Our work done, we left our first female to finish patting down her nest and we broke out into smaller groups to better cover the 18 zones of Matura beach. I was ecstatic to see a turtle on night one. But my expectations were blown away by the ten more we saw that night. Followed by 15 turtles the next night, 13 the night after, and over 50 the night we visited Grand-Riviere beach - a unique location where turtles are packed into such a small beach that they nest on top of other nests, and each other it seemed! We were present on one of the nights when the turtles were being weighed at Matura (yes, weighed!). With care and precision this giant was gently harnessed then lifted. Turtles are in the air for only a short moment, and still being in a trance-like state after completing the nesting process, you can only wonder what they might be thinking. Then they are down again and ready to head back into the dark surf.

There is so much to say about those nights spent walking the beach. Each of our guides had their own unique personalities, tips and tricks, and ways that they whispered to the turtles they protected. The turtles themselves also had their own personalities. Some were indecisive, some made poor choices for nest sites, some were no nonsense and began nesting without hesitation, while others left meandering tracks about the beach before deciding just to head back into the surf. We never did find a Canadian turtle (a turtle previously tagged in Canadian waters, that is!) on this trip, but I am happy to report that they found one the week after we left, and she was given a fashionable satellite tag to accompany her on her way back to the North Atlantic where hopefully CSTN will encounter her again.
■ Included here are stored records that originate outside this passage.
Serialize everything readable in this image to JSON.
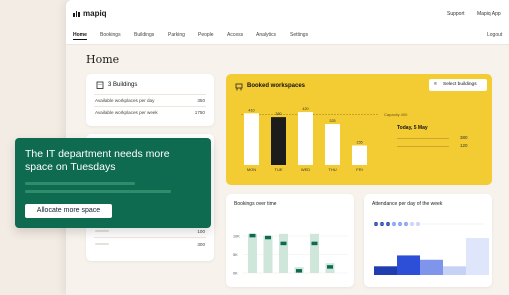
{
  "header": {
    "logo_text": "mapiq",
    "support": "Support",
    "app": "Mapiq App"
  },
  "nav": {
    "items": [
      "Home",
      "Bookings",
      "Buildings",
      "Parking",
      "People",
      "Access",
      "Analytics",
      "Settings"
    ],
    "active": "Home",
    "logout": "Logout"
  },
  "page_title": "Home",
  "buildings_card": {
    "title": "3 Buildings",
    "rows": [
      {
        "label": "Available workplaces per day",
        "value": "350"
      },
      {
        "label": "Available workplaces per week",
        "value": "1750"
      }
    ]
  },
  "lower_card": {
    "values": [
      "100",
      "300"
    ]
  },
  "booked": {
    "title": "Booked workspaces",
    "select_label": "Select buildings",
    "capacity_label": "Capacity 400",
    "today_label": "Today, 5 May",
    "today_values": [
      "380",
      "120"
    ],
    "colors": {
      "background": "#f3cc33",
      "bar": "#ffffff",
      "today": "#1c1c1c"
    }
  },
  "chart_data": [
    {
      "type": "bar",
      "title": "Booked workspaces",
      "categories": [
        "MON",
        "TUE",
        "WED",
        "THU",
        "FRI"
      ],
      "values": [
        410,
        380,
        420,
        325,
        155
      ],
      "ylim": [
        0,
        500
      ],
      "capacity": 400,
      "highlight": "TUE"
    },
    {
      "type": "bar",
      "title": "Bookings over time",
      "y_ticks": [
        "10K",
        "5K",
        "0K"
      ],
      "series": [
        {
          "values": [
            10,
            9.5,
            10,
            1.5,
            10,
            2.5
          ]
        },
        {
          "values": [
            10,
            9.5,
            8,
            1,
            8,
            2
          ]
        }
      ],
      "ylim": [
        0,
        12
      ],
      "colors": [
        "#cfe6da",
        "#0f6b4f"
      ]
    },
    {
      "type": "bar",
      "title": "Attendance per day of the week",
      "values": [
        4,
        9,
        7,
        4,
        17
      ],
      "dots": [
        1,
        1,
        1,
        0.5,
        0.5,
        0.5,
        0.3,
        0.3
      ],
      "colors": [
        "#1f3db0",
        "#2d4fd8",
        "#7f95ec",
        "#c7d1f6",
        "#dfe5fb"
      ]
    }
  ]
}
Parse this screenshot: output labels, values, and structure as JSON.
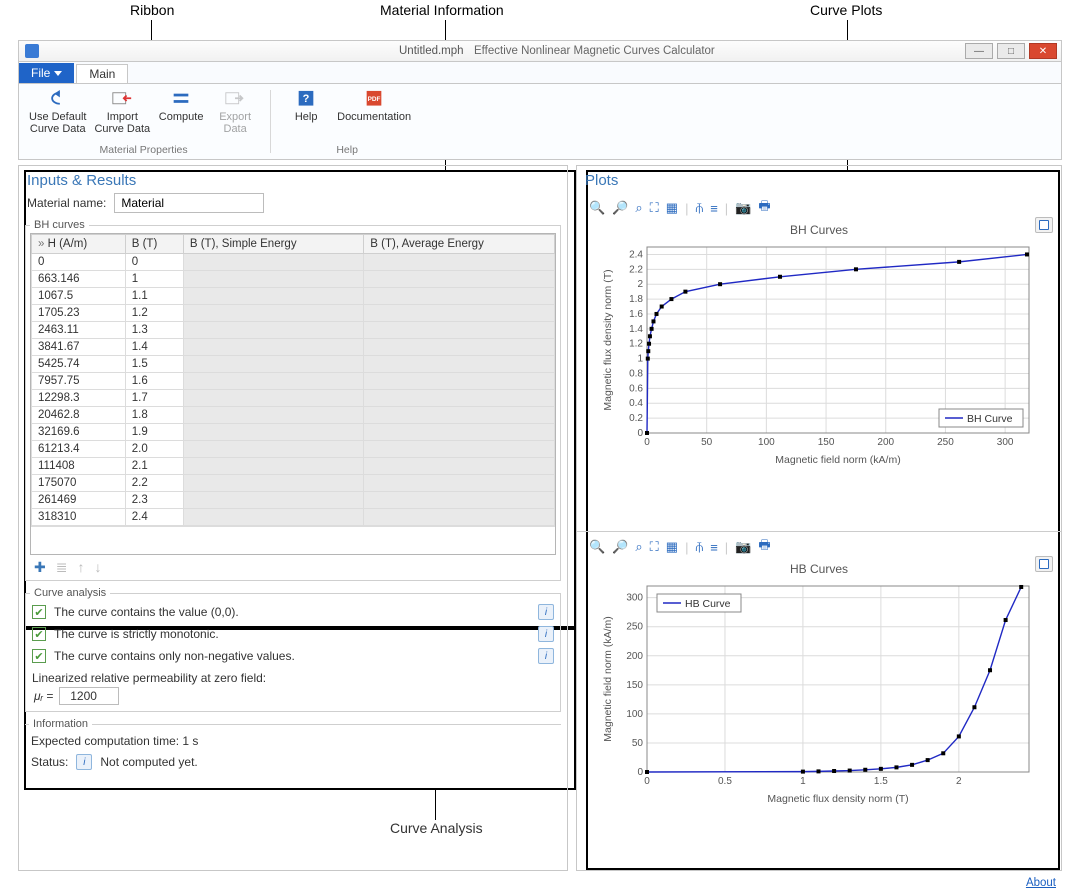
{
  "annotations": {
    "ribbon": "Ribbon",
    "material_info": "Material Information",
    "curve_plots": "Curve Plots",
    "curve_analysis": "Curve Analysis"
  },
  "window": {
    "file": "Untitled.mph",
    "app_title": "Effective Nonlinear Magnetic Curves Calculator",
    "min": "—",
    "max": "□",
    "close": "✕"
  },
  "tabs": {
    "file": "File",
    "main": "Main"
  },
  "ribbon": {
    "buttons": [
      {
        "label1": "Use Default",
        "label2": "Curve Data",
        "name": "use-default-button",
        "enabled": true
      },
      {
        "label1": "Import",
        "label2": "Curve Data",
        "name": "import-button",
        "enabled": true
      },
      {
        "label1": "Compute",
        "label2": "",
        "name": "compute-button",
        "enabled": true
      },
      {
        "label1": "Export",
        "label2": "Data",
        "name": "export-button",
        "enabled": false
      }
    ],
    "group1": "Material Properties",
    "help_buttons": [
      {
        "label": "Help",
        "name": "help-button"
      },
      {
        "label": "Documentation",
        "name": "documentation-button"
      }
    ],
    "group2": "Help"
  },
  "inputs": {
    "section_title": "Inputs & Results",
    "material_name_label": "Material name:",
    "material_name_value": "Material",
    "bh_group": "BH curves",
    "columns": [
      "H (A/m)",
      "B (T)",
      "B (T), Simple Energy",
      "B (T), Average Energy"
    ],
    "rows": [
      [
        "0",
        "0"
      ],
      [
        "663.146",
        "1"
      ],
      [
        "1067.5",
        "1.1"
      ],
      [
        "1705.23",
        "1.2"
      ],
      [
        "2463.11",
        "1.3"
      ],
      [
        "3841.67",
        "1.4"
      ],
      [
        "5425.74",
        "1.5"
      ],
      [
        "7957.75",
        "1.6"
      ],
      [
        "12298.3",
        "1.7"
      ],
      [
        "20462.8",
        "1.8"
      ],
      [
        "32169.6",
        "1.9"
      ],
      [
        "61213.4",
        "2.0"
      ],
      [
        "111408",
        "2.1"
      ],
      [
        "175070",
        "2.2"
      ],
      [
        "261469",
        "2.3"
      ],
      [
        "318310",
        "2.4"
      ]
    ]
  },
  "analysis": {
    "group": "Curve analysis",
    "checks": [
      "The curve contains the value (0,0).",
      "The curve is strictly monotonic.",
      "The curve contains only non-negative values."
    ],
    "perm_label": "Linearized relative permeability at zero field:",
    "mu_symbol": "μᵣ =",
    "mu_value": "1200"
  },
  "info": {
    "group": "Information",
    "time": "Expected computation time: 1 s",
    "status_label": "Status:",
    "status_value": "Not computed yet."
  },
  "plots": {
    "section_title": "Plots",
    "bh": {
      "title": "BH Curves",
      "xlabel": "Magnetic field norm (kA/m)",
      "ylabel": "Magnetic flux density norm (T)",
      "legend": "BH Curve"
    },
    "hb": {
      "title": "HB Curves",
      "xlabel": "Magnetic flux density norm (T)",
      "ylabel": "Magnetic field norm (kA/m)",
      "legend": "HB Curve"
    }
  },
  "footer": {
    "about": "About"
  },
  "chart_data": [
    {
      "type": "line",
      "title": "BH Curves",
      "xlabel": "Magnetic field norm (kA/m)",
      "ylabel": "Magnetic flux density norm (T)",
      "xlim": [
        0,
        320
      ],
      "ylim": [
        0,
        2.5
      ],
      "xticks": [
        0,
        50,
        100,
        150,
        200,
        250,
        300
      ],
      "yticks": [
        0,
        0.2,
        0.4,
        0.6,
        0.8,
        1,
        1.2,
        1.4,
        1.6,
        1.8,
        2,
        2.2,
        2.4
      ],
      "series": [
        {
          "name": "BH Curve",
          "x": [
            0,
            0.663,
            1.068,
            1.705,
            2.463,
            3.842,
            5.426,
            7.958,
            12.298,
            20.463,
            32.17,
            61.213,
            111.408,
            175.07,
            261.469,
            318.31
          ],
          "y": [
            0,
            1,
            1.1,
            1.2,
            1.3,
            1.4,
            1.5,
            1.6,
            1.7,
            1.8,
            1.9,
            2.0,
            2.1,
            2.2,
            2.3,
            2.4
          ]
        }
      ],
      "legend_position": "bottom-right"
    },
    {
      "type": "line",
      "title": "HB Curves",
      "xlabel": "Magnetic flux density norm (T)",
      "ylabel": "Magnetic field norm (kA/m)",
      "xlim": [
        0,
        2.45
      ],
      "ylim": [
        0,
        320
      ],
      "xticks": [
        0,
        0.5,
        1,
        1.5,
        2
      ],
      "yticks": [
        0,
        50,
        100,
        150,
        200,
        250,
        300
      ],
      "series": [
        {
          "name": "HB Curve",
          "x": [
            0,
            1,
            1.1,
            1.2,
            1.3,
            1.4,
            1.5,
            1.6,
            1.7,
            1.8,
            1.9,
            2.0,
            2.1,
            2.2,
            2.3,
            2.4
          ],
          "y": [
            0,
            0.663,
            1.068,
            1.705,
            2.463,
            3.842,
            5.426,
            7.958,
            12.298,
            20.463,
            32.17,
            61.213,
            111.408,
            175.07,
            261.469,
            318.31
          ]
        }
      ],
      "legend_position": "top-left"
    }
  ]
}
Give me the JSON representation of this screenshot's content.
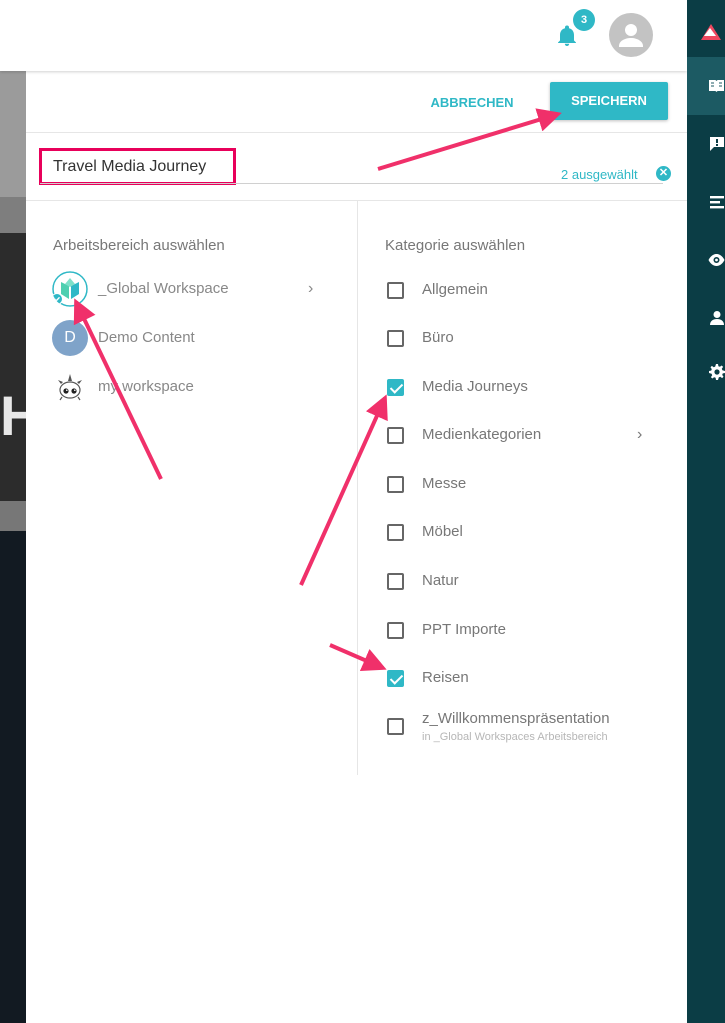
{
  "header": {
    "notification_count": "3"
  },
  "actions": {
    "cancel_label": "ABBRECHEN",
    "save_label": "SPEICHERN"
  },
  "journey": {
    "name_value": "Travel Media Journey"
  },
  "workspaces": {
    "title": "Arbeitsbereich auswählen",
    "items": [
      {
        "label": "_Global Workspace",
        "icon": "global-workspace-logo",
        "selected": true,
        "has_submenu": true
      },
      {
        "label": "Demo Content",
        "icon": "letter-avatar",
        "avatar_letter": "D",
        "selected": false
      },
      {
        "label": "my workspace",
        "icon": "unicorn-mascot",
        "selected": false
      }
    ]
  },
  "categories": {
    "title": "Kategorie auswählen",
    "selected_count": "2 ausgewählt",
    "items": [
      {
        "label": "Allgemein",
        "checked": false
      },
      {
        "label": "Büro",
        "checked": false
      },
      {
        "label": "Media Journeys",
        "checked": true
      },
      {
        "label": "Medienkategorien",
        "checked": false,
        "has_submenu": true
      },
      {
        "label": "Messe",
        "checked": false
      },
      {
        "label": "Möbel",
        "checked": false
      },
      {
        "label": "Natur",
        "checked": false
      },
      {
        "label": "PPT Importe",
        "checked": false
      },
      {
        "label": "Reisen",
        "checked": true
      },
      {
        "label": "z_Willkommenspräsentation",
        "checked": false,
        "sublabel": "in _Global Workspaces Arbeitsbereich"
      }
    ]
  },
  "sidebar": {
    "icons": [
      "book-open-icon",
      "feedback-icon",
      "list-icon",
      "eye-icon",
      "person-icon",
      "gear-icon"
    ],
    "active_icon": "book-open-icon"
  },
  "colors": {
    "accent": "#2fb8c6",
    "annotation": "#e8005a",
    "sidebar": "#0b3d45"
  }
}
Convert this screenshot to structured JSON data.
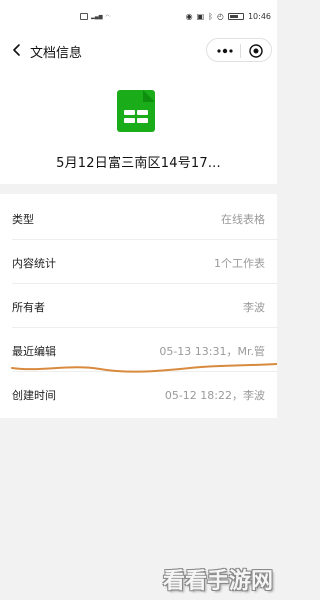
{
  "status_bar": {
    "time": "10:46",
    "battery": "80",
    "left_glyphs": "☷"
  },
  "nav": {
    "title": "文档信息"
  },
  "document": {
    "title": "5月12日富三南区14号17...",
    "icon": "spreadsheet-icon",
    "icon_color": "#1aad19"
  },
  "info_rows": [
    {
      "label": "类型",
      "value": "在线表格"
    },
    {
      "label": "内容统计",
      "value": "1个工作表"
    },
    {
      "label": "所有者",
      "value": "李波"
    },
    {
      "label": "最近编辑",
      "value": "05-13 13:31，Mr.管"
    },
    {
      "label": "创建时间",
      "value": "05-12 18:22，李波"
    }
  ],
  "watermark": "看看手游网",
  "annotation_color": "#d88a3e"
}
This collaboration between NatureSeekers and the CSTN began in 1999. Kathleen and her group regularly travel to Trinidad for monitoring and research efforts. Approximately 60% of Leatherbacks that feed in North Atlantic waters of eastern Canada nest on the beaches of this large island nation. The working relationship between these two groups is both highly professional and familial. Suzan's NatureSeekers is a family and community-oriented organization. At any time in the guest house, we would meet and hang out with the children of the beach patrollers. Many of them call Kathleen, 'Aunty Kathleen'. The travel extends in both directions with Trinidadian NatureSeekers also coming to Canada, specifically Halifax, to learn and train with the CSTN as they observe and tag sea turtles from boats as the turtles feed on abundant populations of jellyfish. In fact, I met up with two Trinidadian NatureSeekers, Rhema and Kyle, in late July that same summer and took them to Playdium (a giant arcade) to give them a taste of our video-game culture on a rainy maritime day. Rhema is the top turtle tagger with over 300 turtles tagged this season alone. Kyle is their technical expert who manages satellite tagging and drone flying among other duties (what a cool job description, eh!?). I can write so much about the other NatureSeekers and members of our CSTN group if time and space allowed. Likewise, there is so much to be said of the beauty of the natural sites we visited on our daytime excursions, the crafts that are made using repurposed materials pulled from the beach, the delicious food, and all the Trini slang we learned.

I feel fortunate to be a part of this international collaboration and family of turtle warriors (that's me on the bottom right). My own adventures with both of these groups are just beginning. I look forward to what's ahead in the same way that a Leatherback looks forward to eating a jellyfish...with gusto!

For anyone who is interested in learning more, click on the links for more information on CSTN and their Trinidad excursion as well as their partners in conservation the NatureSeekers (website upcoming) or feel free to email me directly !